== Given data ==
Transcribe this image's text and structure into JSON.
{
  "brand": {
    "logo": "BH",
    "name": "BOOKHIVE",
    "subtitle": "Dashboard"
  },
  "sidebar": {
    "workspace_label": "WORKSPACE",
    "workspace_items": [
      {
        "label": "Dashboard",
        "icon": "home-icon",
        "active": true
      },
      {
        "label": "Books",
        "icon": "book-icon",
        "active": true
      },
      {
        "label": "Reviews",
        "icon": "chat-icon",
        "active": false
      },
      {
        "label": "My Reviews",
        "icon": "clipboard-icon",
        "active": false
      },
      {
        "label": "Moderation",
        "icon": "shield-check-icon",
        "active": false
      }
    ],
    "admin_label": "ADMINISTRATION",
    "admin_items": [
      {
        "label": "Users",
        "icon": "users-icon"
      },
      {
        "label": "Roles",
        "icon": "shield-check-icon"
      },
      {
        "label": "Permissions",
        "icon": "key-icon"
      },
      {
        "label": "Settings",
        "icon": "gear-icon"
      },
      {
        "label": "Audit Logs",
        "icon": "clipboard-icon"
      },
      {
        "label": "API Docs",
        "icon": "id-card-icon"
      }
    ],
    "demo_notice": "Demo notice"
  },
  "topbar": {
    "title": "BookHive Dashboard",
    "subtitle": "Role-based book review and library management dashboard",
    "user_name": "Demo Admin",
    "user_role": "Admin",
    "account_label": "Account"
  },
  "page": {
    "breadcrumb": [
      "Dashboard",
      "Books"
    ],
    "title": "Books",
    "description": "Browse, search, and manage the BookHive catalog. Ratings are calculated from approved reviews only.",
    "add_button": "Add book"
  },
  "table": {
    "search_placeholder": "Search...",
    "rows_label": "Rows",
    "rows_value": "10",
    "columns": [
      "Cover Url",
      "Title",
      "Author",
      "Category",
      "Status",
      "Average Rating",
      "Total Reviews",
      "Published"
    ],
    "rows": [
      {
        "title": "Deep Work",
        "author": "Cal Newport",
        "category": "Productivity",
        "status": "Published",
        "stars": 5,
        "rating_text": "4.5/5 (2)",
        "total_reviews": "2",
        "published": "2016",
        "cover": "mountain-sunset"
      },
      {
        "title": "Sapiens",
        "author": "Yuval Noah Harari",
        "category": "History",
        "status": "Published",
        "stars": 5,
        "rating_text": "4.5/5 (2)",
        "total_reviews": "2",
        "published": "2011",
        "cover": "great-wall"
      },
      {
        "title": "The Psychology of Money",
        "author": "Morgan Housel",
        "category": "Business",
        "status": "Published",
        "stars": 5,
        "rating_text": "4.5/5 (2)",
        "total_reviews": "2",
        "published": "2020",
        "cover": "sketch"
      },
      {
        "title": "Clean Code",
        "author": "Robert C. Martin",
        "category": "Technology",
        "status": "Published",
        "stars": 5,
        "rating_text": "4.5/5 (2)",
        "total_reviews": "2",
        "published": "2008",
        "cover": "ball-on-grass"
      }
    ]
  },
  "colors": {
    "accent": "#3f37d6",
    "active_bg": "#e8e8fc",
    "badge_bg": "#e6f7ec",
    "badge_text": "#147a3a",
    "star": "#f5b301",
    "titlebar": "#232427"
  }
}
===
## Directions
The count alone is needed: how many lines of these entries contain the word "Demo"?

## Response to the exercise
2